Remember that the referee isn’t being asked to judge whether it should be a penalty, he’s being asked to judge whether he made a clear-and-obvious error in awarding one. That’s a crucial distinction.
You can watch the replay 20 times from the angles the referee saw and easily argue one way or the other. It’s not clear, so why has he overturned it?
We were told that VAR wasn’t brought in to re-referee matches, but simply to correct clear-and-obvious errors. In what sense does Saka’s penalty decision qualify, even if you can’t see the trip?
The reason we don’t want matches re-refereed by video officials is because of situations exactly like this. The referee has judged the situation correctly, then had doubt put into his mind, been shown unclear replays, and then switched to the wrong decision.
VAR’s influence, in this case, has been to take a good piece of refereeing and turn it into a bad one.
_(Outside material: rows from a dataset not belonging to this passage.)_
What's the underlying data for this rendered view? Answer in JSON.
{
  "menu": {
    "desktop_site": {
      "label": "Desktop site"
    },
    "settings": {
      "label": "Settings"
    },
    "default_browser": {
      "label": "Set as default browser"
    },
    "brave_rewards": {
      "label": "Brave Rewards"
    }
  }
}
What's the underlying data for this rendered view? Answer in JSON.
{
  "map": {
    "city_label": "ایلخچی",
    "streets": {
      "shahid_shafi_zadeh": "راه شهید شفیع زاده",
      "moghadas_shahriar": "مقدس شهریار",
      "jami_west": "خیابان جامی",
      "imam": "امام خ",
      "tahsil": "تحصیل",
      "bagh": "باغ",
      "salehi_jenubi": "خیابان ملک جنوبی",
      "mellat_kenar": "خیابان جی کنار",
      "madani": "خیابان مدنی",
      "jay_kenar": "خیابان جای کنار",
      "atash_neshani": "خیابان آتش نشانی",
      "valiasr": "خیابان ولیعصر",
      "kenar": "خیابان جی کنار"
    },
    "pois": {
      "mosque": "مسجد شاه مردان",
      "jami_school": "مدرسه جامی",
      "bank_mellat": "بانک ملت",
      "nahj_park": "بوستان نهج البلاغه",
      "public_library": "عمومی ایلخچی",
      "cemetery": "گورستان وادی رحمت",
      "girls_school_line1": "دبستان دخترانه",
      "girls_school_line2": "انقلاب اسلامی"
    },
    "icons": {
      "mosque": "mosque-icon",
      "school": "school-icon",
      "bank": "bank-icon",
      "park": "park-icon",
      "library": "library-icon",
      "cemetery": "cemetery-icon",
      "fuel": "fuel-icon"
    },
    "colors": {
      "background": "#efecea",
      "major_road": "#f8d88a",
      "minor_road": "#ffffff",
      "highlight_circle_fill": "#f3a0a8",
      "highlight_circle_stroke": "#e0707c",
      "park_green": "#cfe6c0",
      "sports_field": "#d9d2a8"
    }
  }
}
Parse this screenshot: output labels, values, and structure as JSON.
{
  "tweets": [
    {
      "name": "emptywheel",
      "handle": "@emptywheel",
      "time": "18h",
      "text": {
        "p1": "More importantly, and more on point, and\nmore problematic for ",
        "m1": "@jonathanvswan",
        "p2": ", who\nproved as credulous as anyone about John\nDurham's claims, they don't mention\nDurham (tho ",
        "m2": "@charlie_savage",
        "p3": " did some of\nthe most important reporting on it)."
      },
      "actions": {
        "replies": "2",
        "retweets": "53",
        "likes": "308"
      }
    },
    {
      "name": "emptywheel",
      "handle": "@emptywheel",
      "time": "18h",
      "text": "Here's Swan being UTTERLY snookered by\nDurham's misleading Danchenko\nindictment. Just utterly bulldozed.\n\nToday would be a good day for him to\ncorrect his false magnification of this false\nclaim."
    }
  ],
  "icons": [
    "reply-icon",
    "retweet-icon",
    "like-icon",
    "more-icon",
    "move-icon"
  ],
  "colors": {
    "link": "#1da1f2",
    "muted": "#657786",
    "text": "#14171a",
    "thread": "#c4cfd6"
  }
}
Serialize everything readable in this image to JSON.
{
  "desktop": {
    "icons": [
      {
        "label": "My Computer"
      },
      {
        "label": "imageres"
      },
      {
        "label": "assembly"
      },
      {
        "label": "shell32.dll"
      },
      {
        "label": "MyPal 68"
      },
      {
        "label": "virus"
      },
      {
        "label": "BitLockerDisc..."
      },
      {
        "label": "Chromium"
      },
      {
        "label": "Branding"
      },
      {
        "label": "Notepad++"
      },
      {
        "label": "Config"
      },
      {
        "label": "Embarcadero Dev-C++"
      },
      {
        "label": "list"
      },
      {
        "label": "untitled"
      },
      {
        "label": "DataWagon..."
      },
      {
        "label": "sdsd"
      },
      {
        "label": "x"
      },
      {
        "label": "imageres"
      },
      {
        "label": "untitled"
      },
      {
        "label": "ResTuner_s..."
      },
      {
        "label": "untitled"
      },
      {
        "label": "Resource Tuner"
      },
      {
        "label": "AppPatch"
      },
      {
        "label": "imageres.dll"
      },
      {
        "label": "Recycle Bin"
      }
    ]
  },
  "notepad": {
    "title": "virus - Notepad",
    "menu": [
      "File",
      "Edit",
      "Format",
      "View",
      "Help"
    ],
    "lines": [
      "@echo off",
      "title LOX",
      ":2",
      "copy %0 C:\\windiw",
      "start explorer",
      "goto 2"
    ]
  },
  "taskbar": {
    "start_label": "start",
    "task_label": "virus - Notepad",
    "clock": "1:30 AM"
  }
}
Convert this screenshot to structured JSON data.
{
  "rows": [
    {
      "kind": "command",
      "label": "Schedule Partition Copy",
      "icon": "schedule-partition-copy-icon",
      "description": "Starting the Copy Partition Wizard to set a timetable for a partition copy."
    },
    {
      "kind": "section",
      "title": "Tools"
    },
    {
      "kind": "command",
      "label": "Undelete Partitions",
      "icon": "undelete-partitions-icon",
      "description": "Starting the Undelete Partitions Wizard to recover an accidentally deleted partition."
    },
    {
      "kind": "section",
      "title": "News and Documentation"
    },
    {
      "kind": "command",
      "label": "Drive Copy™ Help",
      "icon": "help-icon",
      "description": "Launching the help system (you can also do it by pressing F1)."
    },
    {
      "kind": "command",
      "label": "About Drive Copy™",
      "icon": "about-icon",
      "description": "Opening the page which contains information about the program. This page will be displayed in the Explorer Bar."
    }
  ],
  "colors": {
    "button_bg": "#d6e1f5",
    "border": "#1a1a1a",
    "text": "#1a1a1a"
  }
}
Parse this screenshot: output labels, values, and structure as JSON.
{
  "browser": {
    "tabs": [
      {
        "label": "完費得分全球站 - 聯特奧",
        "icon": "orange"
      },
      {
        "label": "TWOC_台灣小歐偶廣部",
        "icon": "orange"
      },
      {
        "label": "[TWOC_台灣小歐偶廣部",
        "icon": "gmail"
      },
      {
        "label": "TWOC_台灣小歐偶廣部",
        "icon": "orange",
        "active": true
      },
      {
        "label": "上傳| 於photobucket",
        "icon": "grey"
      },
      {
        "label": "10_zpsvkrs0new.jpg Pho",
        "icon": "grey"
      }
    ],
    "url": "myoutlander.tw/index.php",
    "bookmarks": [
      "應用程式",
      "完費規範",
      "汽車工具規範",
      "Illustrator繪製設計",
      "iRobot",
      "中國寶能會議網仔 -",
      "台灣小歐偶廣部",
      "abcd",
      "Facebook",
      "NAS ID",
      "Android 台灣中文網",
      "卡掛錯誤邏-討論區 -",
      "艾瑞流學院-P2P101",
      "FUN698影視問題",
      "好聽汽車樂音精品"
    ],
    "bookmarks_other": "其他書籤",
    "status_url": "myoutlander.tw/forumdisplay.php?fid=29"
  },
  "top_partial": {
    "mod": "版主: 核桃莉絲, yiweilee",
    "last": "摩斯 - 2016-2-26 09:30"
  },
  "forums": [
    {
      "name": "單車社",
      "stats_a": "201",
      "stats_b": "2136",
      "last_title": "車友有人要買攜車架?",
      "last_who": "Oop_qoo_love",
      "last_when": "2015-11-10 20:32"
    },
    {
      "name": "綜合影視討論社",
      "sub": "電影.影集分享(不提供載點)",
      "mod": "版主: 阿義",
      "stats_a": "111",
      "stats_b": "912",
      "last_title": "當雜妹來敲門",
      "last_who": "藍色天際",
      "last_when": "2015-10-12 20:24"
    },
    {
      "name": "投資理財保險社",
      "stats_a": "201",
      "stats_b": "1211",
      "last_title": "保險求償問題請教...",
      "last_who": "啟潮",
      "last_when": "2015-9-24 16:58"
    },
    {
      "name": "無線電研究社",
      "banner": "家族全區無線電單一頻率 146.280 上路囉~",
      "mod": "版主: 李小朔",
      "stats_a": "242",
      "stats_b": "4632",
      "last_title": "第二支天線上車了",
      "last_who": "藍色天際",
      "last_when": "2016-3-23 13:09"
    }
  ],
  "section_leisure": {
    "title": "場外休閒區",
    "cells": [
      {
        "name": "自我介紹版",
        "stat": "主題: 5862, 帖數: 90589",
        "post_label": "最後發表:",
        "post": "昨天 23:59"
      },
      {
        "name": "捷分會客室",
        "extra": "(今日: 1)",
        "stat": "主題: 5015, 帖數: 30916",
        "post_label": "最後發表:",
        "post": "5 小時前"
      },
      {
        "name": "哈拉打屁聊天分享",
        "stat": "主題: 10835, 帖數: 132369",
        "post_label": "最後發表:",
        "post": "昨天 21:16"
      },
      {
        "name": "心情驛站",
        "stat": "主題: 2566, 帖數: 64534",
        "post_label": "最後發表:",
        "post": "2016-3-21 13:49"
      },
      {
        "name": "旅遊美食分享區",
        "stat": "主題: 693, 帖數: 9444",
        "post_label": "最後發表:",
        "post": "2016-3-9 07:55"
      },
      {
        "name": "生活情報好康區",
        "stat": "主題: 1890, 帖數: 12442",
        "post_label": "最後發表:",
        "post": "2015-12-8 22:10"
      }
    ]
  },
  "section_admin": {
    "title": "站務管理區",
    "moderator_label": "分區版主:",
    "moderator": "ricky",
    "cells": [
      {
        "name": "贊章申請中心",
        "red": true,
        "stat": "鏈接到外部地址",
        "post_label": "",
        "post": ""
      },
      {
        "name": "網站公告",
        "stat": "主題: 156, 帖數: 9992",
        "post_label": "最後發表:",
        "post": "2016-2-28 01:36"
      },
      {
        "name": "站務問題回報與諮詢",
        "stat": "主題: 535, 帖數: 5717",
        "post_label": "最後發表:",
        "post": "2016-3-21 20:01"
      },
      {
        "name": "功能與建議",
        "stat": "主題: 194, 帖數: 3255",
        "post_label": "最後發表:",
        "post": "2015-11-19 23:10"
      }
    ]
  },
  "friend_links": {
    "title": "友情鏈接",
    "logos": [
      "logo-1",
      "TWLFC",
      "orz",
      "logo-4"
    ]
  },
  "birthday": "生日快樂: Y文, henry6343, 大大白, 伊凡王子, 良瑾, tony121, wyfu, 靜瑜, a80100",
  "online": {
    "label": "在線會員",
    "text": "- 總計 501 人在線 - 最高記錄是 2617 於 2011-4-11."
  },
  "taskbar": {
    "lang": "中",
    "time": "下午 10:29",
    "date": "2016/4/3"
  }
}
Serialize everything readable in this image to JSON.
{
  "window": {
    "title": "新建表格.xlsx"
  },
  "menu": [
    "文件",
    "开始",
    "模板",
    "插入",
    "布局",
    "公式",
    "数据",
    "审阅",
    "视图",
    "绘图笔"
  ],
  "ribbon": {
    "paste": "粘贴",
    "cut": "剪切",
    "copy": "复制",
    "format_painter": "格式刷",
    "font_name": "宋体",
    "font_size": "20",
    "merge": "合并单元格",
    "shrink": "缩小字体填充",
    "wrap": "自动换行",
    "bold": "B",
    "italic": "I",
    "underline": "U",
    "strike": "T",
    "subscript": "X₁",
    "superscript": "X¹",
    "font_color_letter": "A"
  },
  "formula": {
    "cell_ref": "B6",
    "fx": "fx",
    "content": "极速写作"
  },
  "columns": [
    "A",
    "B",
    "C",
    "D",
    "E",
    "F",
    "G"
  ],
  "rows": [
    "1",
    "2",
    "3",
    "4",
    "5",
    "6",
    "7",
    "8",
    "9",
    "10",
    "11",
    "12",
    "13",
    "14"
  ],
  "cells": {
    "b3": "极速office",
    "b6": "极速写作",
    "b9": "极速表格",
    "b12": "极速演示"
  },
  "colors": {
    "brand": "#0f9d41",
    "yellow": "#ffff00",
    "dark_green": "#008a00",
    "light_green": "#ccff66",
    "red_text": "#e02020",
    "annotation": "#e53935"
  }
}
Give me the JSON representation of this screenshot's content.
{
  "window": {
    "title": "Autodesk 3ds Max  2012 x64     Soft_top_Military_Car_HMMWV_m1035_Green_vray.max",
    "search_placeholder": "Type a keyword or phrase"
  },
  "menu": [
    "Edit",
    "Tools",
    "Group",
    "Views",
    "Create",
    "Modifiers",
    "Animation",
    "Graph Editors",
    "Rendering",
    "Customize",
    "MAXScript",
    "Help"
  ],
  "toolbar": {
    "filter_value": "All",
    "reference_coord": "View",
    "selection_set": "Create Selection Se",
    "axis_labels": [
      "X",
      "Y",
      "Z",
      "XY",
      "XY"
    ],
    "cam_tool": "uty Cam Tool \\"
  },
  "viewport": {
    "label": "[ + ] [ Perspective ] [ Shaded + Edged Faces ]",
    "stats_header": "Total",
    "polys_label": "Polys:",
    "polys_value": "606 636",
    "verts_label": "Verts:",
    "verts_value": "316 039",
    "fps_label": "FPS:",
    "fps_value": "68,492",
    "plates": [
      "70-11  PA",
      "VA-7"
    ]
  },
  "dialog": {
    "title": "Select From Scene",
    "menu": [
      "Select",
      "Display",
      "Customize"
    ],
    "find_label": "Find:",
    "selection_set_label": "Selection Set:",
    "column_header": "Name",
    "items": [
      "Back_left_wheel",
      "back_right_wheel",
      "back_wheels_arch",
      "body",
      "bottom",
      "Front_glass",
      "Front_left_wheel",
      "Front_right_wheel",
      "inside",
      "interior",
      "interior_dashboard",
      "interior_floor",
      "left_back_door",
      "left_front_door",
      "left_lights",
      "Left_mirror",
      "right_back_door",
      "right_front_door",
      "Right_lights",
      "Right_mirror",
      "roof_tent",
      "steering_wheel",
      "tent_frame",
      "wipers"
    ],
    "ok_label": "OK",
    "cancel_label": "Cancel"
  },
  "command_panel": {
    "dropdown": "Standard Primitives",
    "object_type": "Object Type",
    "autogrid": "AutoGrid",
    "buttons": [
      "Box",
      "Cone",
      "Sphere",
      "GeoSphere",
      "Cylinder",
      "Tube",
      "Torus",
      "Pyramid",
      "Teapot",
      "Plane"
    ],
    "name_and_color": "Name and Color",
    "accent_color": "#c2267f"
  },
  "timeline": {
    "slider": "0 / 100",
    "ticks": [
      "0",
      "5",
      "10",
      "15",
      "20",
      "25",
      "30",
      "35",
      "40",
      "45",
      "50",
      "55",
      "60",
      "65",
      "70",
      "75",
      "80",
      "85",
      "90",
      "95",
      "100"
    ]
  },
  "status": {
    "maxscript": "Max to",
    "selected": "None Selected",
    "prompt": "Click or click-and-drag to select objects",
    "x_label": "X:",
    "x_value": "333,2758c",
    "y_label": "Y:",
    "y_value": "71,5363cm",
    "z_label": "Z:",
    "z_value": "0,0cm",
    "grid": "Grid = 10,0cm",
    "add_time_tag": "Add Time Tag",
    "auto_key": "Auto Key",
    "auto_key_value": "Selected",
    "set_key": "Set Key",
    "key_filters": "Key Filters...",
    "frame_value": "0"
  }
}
If you can’t tell for sure, if it’s not a clear dive or a clear trip, you shouldn’t be overturning the penalty. That’s not VAR’s remit.
The referee failed to apply the rules correctly. The VAR officials failed to provide him with the correct information to make the decision. Saka was robbed of a penalty he’d earned. We have to do better than this.
How Mikel Arteta’s subs almost messed up his excellent gameplan
Arsenal got a much needed Premier League victory over Leeds United, and Stephen Bradley is here to illustrate how they did it.
He shows how Mikel Arteta’s gameplan to beat the Leeds press worked so well, and then demonstrates how Arteta himself managed to somewhat screw it up with his choice of substitutions.